  • Due to the priority rule, the “market” determines what resource gets the award
  • There is no carryforward year to year
  • The sponsored proxy supply offer concept continues to reinforce the pairing of retirements and new resources in future auctions

Can’t We Wait to See of CASPR Fails and Then Figure Something Out?

  • No. Bidders in state solicitations will rely on market rules in place at the time
    • Costs to consumers will be based on those rules, not on undefined rules that may come into existence down the road
  • If a better solution arises we could back the change before the effective date in FCA16 


A Question of Balance

  • Consumer interests are the point of the markets and public policies. Consumers are served by maintaining price formation + by providing certainty, through the backstop insurance policy, in the market’s accommodation of public policies
  • Does CASPR + RTR Transition + a permanent Backstop sequenced in after the RTR is eliminated tip the balance away from price formation? No.
  • The Backstop and the RTR are sequential not simultaneous – the Backstop takes affect after the RTR transitions out
  • The Backstop allows CASPR to work first to protect price, then and only then does it have a possible price effect but it then enables the market to see that coming and adjust, and then CASPR gets to work again to restore the supply-demand balance as if CASPR worked the first time 

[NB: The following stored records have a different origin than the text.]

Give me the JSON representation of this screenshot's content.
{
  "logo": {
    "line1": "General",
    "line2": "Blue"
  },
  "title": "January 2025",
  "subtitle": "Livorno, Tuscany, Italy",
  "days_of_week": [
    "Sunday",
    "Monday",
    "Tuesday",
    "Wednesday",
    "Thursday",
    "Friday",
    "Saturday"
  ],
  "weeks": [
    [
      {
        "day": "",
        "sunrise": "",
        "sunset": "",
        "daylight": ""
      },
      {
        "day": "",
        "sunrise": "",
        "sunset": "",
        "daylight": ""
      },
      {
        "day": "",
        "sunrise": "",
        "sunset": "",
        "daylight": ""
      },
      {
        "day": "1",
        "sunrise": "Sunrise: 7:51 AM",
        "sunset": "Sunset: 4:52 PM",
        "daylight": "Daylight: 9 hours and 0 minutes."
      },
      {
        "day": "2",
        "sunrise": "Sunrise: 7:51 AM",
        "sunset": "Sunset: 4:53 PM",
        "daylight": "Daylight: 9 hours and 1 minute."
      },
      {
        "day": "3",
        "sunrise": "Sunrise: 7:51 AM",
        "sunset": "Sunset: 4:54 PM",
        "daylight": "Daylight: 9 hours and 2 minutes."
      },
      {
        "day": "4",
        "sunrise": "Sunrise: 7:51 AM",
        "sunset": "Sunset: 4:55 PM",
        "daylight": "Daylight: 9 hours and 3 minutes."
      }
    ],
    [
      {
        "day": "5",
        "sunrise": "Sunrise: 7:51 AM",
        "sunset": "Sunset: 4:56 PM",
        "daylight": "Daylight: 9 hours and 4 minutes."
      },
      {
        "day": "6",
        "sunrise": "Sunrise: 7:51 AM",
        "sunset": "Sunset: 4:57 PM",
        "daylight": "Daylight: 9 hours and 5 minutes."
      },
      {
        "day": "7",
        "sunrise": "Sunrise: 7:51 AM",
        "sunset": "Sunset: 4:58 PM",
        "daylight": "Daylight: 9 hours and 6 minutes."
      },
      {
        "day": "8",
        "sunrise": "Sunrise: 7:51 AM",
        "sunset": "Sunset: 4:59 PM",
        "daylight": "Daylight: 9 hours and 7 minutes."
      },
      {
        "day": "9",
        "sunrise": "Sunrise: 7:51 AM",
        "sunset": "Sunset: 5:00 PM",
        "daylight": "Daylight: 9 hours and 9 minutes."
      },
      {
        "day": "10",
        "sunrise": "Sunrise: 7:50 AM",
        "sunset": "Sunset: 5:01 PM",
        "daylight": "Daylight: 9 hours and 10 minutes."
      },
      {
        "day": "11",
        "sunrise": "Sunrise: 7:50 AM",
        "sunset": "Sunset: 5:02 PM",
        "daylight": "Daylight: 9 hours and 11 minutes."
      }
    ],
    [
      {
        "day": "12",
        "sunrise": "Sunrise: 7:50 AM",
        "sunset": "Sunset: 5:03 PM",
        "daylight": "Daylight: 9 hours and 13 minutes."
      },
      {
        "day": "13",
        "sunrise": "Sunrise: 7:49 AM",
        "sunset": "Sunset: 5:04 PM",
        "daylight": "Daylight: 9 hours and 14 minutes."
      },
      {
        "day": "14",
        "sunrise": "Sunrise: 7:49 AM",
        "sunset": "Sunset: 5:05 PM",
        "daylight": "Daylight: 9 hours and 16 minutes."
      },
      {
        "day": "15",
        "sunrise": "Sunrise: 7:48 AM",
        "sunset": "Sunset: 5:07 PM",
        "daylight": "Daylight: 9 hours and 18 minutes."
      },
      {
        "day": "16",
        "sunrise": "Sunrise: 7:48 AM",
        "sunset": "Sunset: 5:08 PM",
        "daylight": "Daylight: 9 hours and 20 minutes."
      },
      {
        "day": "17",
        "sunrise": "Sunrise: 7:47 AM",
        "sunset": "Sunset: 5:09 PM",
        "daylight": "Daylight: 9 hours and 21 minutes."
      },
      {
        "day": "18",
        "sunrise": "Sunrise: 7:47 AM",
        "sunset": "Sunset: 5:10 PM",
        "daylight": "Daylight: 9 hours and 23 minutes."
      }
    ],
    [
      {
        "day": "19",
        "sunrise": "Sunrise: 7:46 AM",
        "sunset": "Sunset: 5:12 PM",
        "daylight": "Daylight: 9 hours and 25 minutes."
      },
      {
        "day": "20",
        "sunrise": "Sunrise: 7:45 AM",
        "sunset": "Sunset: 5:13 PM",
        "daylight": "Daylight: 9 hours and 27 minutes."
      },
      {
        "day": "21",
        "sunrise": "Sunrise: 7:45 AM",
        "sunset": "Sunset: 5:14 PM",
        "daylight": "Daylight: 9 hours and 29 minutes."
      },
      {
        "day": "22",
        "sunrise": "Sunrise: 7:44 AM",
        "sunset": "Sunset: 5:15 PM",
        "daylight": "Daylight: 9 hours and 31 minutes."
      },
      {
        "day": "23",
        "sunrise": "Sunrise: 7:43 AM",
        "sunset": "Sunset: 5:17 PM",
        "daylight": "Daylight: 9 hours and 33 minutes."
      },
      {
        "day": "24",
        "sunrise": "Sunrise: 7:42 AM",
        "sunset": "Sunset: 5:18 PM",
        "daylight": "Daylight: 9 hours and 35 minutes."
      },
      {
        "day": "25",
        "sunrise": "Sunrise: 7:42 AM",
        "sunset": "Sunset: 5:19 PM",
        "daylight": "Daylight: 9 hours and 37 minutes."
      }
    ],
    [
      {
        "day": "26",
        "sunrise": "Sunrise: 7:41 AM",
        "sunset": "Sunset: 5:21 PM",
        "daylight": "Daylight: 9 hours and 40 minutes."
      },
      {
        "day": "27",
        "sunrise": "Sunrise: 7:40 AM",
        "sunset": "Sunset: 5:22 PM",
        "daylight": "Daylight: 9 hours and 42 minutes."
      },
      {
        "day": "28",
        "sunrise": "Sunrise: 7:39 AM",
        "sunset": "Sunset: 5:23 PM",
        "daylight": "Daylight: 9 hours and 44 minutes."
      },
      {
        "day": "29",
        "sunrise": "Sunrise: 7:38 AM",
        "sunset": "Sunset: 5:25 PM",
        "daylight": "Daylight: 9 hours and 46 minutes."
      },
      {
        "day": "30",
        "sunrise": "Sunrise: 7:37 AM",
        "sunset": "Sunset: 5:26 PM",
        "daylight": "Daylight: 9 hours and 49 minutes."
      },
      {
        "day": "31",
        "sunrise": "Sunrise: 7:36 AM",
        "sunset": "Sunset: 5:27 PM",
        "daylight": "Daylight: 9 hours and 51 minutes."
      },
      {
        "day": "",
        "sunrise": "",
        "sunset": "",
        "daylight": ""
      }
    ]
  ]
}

Balance, cont’d

  • CASPR, even with a Backstop, provides better price formation protection than does the status quo
  • CASPR, with this package of amendments, provides better price formation protection and limits other market concerns than CASPR does without the package
    • Adds in the FirstLight and Calpine amendments
    • Limit on eligibility

Thank You We Look Forward to Your Questions 

Appendix – Backstop Examples 

Backstop Example – A

A 250 MW sponsored policy resource that offers below the SA backstop threshold price (e.g. $1) clears 50 MWs in Substitution Auction #1. Since less than 200 MWs cleared in the SA, 150 MWs would be eligible to be an existing capacity resource in forward capacity auction #2 (200 MW cap – 50 MW cleared supply).

Under this example 50 MWs would get a CSO in FCA#1, 150 MWs would be price takers in FCA#2, and the remaining 50 MWs would enter FCA#2 as new, subject to all minimum offer price rules.

SA#2 would reflect the 150 MW as a sponsored proxy supply offer at a price of $1 for the earlier of (a) five years or (b) the sponsored proxy supply offer clears in a future SA. 

Priority Rule Example

  • Assume there was no demand in the SA and three 200 MW supply resources all offered below the SA backstop threshold price.
  • All 600 MWs would qualify but would need to be limited to the 200 MW cap per the backstop rules.
  • Assume Resource A price was $1.00, Resource B price was $0.00 and Resource C price was -$1.50.
  • Under the priority rule, Resource C would be a price taker in the next FCA since it offered the lowest price.
  • A and B would continue to be considered new capacity. In the following SA (no.2), a proxy bid for Resource C would be entered at 200MWs @ $0.00 for the earlier of five years or the sponsored proxy supply offer clears in a future SA (since its original SA price was less than $0.00). 21

Backstop Example – B

  • There is one Demand bid of 75 MWs @ $5 in the prompt SA
  • The following resources offer into the SA:
    • Resource A 70 MWs @ $6.00
    • Resource B 30 MWs @ $0.75
    • Resource C 50 MWs @ $-1.00
    • Resource D 50 MWs @ $-1.50
  • Since the SA did not clear 200MWs and supply remains the backstop would be limited to 125MWs.
    • Resource D would get a 50M W CSO and Resource C would get a 25MW CSO in the prompt auction.
    • Resource B and the remaining amount of Resource C would get the backstop amount.
    • Resource A would not get the backstop treatment because it bid over the threshold price.